rockman_x_2002, on Tue Apr 24, 2012 10:34 PM, said:
These Kickstarter fundraisers just fascinate the heck out of me. It shows that people are willing to pay for games that "push the envelope," typically exactly the kind of games that big-time publishers don't
want to do in lieu of chasing down the almighty dollar.
I'm glad there is now something out there for developers with a passion for game design and development to put out pet projects that aren't under the purview of developers, tied to the graces of marketing-minded folks who hold a Sword of Damocles over a project like this one, with the threat of letting it drop most any minute.
The game itself sounds very interesting, and I've always loved Crystal Castles
in both arcade and 2600 form. Definitely bookmarking and keeping an eyeball on this one, and wouldn't mind pitching a little money at the project. Thanks for posting about it and getting the word out. I'll spread the work at my workplace as well.
First off, thanks Albert for bringing this to everyone's attention. I'm definitley going to go take a look...and perhaps make a contribution (phew....this will make my 3rd in the last month and a half!
Second, @rockman, I couldn't agree with you more. At the same time, I wonder if some of these types of games are not in fact even more
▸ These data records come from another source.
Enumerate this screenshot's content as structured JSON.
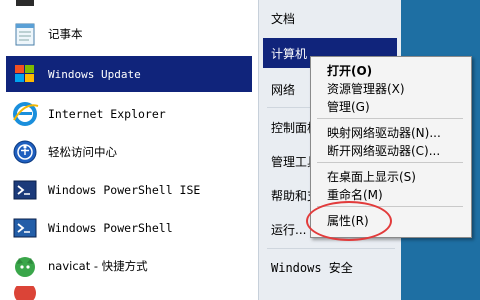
{
  "programs": [
    {
      "label": "记事本",
      "icon": "notepad-icon"
    },
    {
      "label": "Windows Update",
      "icon": "windows-update-icon"
    },
    {
      "label": "Internet Explorer",
      "icon": "ie-icon"
    },
    {
      "label": "轻松访问中心",
      "icon": "ease-of-access-icon"
    },
    {
      "label": "Windows PowerShell ISE",
      "icon": "powershell-ise-icon"
    },
    {
      "label": "Windows PowerShell",
      "icon": "powershell-icon"
    },
    {
      "label": "navicat - 快捷方式",
      "icon": "navicat-icon"
    }
  ],
  "right_links": [
    {
      "label": "文档"
    },
    {
      "label": "计算机"
    },
    {
      "label": "网络"
    },
    {
      "label": "控制面板"
    },
    {
      "label": "管理工具"
    },
    {
      "label": "帮助和支持"
    },
    {
      "label": "运行..."
    },
    {
      "label": "Windows 安全"
    }
  ],
  "context_menu": [
    {
      "label": "打开(O)"
    },
    {
      "label": "资源管理器(X)"
    },
    {
      "label": "管理(G)"
    },
    {
      "label": "映射网络驱动器(N)..."
    },
    {
      "label": "断开网络驱动器(C)..."
    },
    {
      "label": "在桌面上显示(S)"
    },
    {
      "label": "重命名(M)"
    },
    {
      "label": "属性(R)"
    }
  ]
}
sucessful than they would be if they were even released through a more traditional publishing deal/route. I've been thinking about this for the past few weeks, and (surprise surprise!) gamers are a pretty fickle bunch of people. Many of whom know that a game will go down in price, typically at least, the longer you wait to make the purchase. Doesn't matter if the game starts at $60 or $20, chances are you'll be able to get it cheaper down the road. Once a game is released, at least a little bit of the drama and worry of it ever coming out is now gone. So the consumer can really bide their time and wait to make the purchase. Even if it's not a calculated move on their part to get the price down as much as simply trying to get through their backlog of games, they may not make that purchase right away, and then it slips by. Contrast that with the stark decision: 'hey guys, we've got this game that we really want to make, but it simply will not happen without you, your faith and your money'. For those people wanting that game, there's no waiting now, it's just a simple decision between helping out or potentially never seeing your game.
Personally, I like it. Aside from the obvious benefit of getting games into the wild that publishers have simply become jaded to, it kind of (in my mind at least) places a bit of responsibility, if you can call it that, back on gamers. For all the complaining we do as a community (myself included) I think that's a good thing.